No soy sauce – mai sai sod-tuua-luang – ไม่ใส่ซอสถั่วเหลือง

Lactoseintolerance (if milk products cause problems)
Milk is seldom in Thai dishes. Here you have to be more careful about your drinks. A typical Thai ice tea or Thai coffee contains usually lots of sweetened and condensed milk – most often from the brand „Carnation“. The white liquid might also serve to sweeten desserts, like Thai pancakes. Furthermore in soymilk (e. g. from Lactasoy) at the supermarket may be added a little percentage of cow milk.

No milk – mai sai nom – ไม่ใส่นม

Fish and seafood
Thai people love it. They are most commonly found in form of fish sauce or dried shrimps in a dish, due to its aromatic effect. Sometimes you do not even taste it and you would be surprised how many dishes are enriched by these ingredients.

No fish sauce – mai sai naam-plaa – ไม่ใส่น้ำปลา
No oyster sauce – mai sai naam-man-hoy – ไม่ใส่น้ำมันหอย
No shrimps – mai sai gung – ไม่ใส่กุ้ง
No seafood – mai sai ahaan-talay – ไม่ใส่อาหารทะเล

There are some dishes that traditionally include peanuts or cashew nuts. But for sure that’s not a must.

No nuts – mai sai tuua – ไม่ใส่ถั่ว

The use of garlic and onions is for many cooks a matter of course. Who however wants or needs to avoid it, should not keep quiet about it. Especially complicated is it for an allergy sufferer to order curry, as most types of curry paste contain garlic. The people working in the kitchen might not know about it, if it is not homemade.

No garlic –mai sai gra-tiam – ไม่ใส่กระเทียม
No onions – mai sai hom-yai – ไม่ใส่หอยใหญ่
No spring onions – mai sai dton-hom – ไม่ใส่ต้นหอม

Lemons and limes are used to add a little acidity to the food, whereas tamarind paste gives a sweet and sour flavour. Who is allergic should better ask.

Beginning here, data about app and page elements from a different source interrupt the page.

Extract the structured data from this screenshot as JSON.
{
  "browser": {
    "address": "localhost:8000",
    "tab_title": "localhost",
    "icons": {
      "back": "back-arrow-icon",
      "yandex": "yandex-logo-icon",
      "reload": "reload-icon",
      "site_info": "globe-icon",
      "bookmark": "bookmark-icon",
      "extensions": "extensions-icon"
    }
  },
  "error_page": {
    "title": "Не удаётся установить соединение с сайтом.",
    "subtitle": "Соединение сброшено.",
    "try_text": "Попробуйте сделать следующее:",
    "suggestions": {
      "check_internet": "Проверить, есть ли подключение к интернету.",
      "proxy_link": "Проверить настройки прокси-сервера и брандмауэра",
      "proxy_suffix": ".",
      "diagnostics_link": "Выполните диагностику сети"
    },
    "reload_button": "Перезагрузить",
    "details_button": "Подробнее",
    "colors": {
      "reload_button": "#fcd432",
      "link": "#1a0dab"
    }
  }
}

No Lemon – mai sai ma-nao – ไม่ใส่มะนาว
No Tamarind – mai sai ma-kam – ไม่ใส่มะขาม

For a diabetic it is not easy to find something sugarfree in Thailand, because Thais love it sweet. Even hearty dishes might sometimes include a bit of sugar.

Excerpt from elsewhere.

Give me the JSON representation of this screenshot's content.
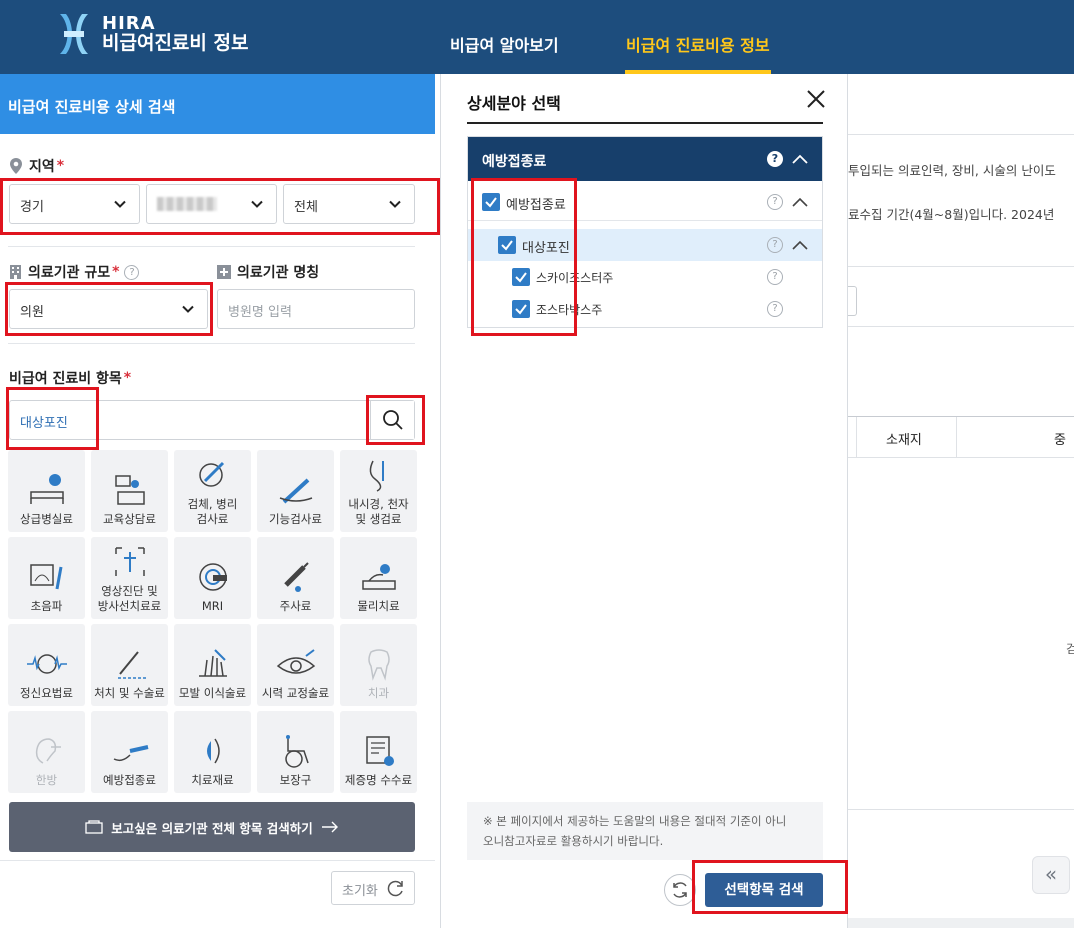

No sugar – mai sai naam-tan – ไม่ใส่น้ำตาล


But besides all the intolerances and allergies also do exist those people who decided by themselves, may it be for ethical or other reasons, to abstain from certain food. Vegetarians and vegans are in Thailand maybe not as common as they are already in Europe. But if you know what to order or where to go there will be no problem at all.

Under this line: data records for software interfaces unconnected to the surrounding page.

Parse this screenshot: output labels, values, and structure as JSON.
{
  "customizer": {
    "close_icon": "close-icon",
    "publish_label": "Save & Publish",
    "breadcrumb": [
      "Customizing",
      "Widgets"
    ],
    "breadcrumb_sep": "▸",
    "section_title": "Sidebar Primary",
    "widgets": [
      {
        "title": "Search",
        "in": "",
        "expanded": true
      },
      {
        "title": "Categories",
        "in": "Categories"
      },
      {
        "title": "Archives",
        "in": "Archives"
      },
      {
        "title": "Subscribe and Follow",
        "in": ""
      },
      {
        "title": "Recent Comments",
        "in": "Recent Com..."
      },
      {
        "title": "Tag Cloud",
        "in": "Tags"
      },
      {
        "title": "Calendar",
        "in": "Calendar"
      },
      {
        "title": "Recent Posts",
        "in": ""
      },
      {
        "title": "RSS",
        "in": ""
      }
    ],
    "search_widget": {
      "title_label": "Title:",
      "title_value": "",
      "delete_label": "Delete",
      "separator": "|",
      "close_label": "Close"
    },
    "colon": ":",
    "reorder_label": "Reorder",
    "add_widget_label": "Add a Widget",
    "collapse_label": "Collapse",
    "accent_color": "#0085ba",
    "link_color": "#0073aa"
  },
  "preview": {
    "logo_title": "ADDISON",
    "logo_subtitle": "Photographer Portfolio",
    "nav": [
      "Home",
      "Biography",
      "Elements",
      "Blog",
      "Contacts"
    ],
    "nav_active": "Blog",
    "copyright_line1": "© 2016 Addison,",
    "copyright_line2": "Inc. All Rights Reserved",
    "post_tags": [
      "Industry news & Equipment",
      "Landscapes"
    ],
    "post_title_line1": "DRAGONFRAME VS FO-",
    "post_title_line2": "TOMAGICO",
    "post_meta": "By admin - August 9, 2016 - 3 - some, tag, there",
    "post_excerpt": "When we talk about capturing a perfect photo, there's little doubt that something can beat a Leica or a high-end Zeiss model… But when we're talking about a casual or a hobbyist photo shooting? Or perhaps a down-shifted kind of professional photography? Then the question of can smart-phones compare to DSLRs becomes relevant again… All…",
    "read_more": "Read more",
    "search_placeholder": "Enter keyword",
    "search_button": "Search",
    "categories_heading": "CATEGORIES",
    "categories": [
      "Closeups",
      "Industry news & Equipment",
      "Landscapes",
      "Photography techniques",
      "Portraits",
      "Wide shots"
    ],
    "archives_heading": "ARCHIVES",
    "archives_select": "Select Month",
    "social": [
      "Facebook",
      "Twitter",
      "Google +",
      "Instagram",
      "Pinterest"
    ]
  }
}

I do not eat meat. – Phom (m)/ Chan (w) mai gin nuuasat. – ฉันไม่กินเนื้อสัตว์
I do not eat pork/ beef/ chicken/ seafood/egg – Phom (m)/ Chan (w) mai gin muu/ nua/ gai/ ahaan talay/ kai – ฉันไม่กินหมู/ เนื้อ/ ไก่/ อาหารทะเล/ ไข่
No fish sauce – mai sai naam-plaa – ไม่ใส่น้ำปลา
No oyster sauce – mai sai naam-man-hoy – ไม่ใส่น้ำมันหอย

In bigger cities you may find some Buddhist restaurants which offer so called Jay Food. The dishes neither include meat nor garlic and onions. It is like a small paradise for veggies.


The vegetarian festival takes place every year during the ninth month of the Chinese calendar. This is commonly in October. For a period of about 9 days people celebrate, thereby following a strict diet excluding meat and garlic. Sex and alcohol are out of question as well. Many restaurants take part in this event, so that vegetarians find a place to eat easily. Furthermore, there are numerous ceremonies and tributes to gods. Many participants try to reach a state as if in trance to perform several acts of self-mortification, like edgy body piercings or running over hot coal stones. For sure this festival is an impressive event for each and every visitor.

Finally one can say that every Thai kitchen has its own recipes. The fried rice in restaurant A may not be the same as in restaurant B. Therefore it is important to ask again and again, if an ingredient you try to avoid is part of the dish you want to order. If you fear not to be understood, as you do not speak Thai and English is not always an option, it might help to take a paper with a Thai translation with you. As mentioned before, don’t worry, Thai people in a kitchen are most often really flexible and will try to make you happy for sure.

I am allergic to … – phom (m) / chan (w) pae … – ฉันแพ้
Is there … in the food? – nai ar-haan me…mhai? – ในอาหารมี…ไหม
Not spicy – mai phet – ไม่เผ็ด
Really tasty – arooi maak – อร่อยมากๆ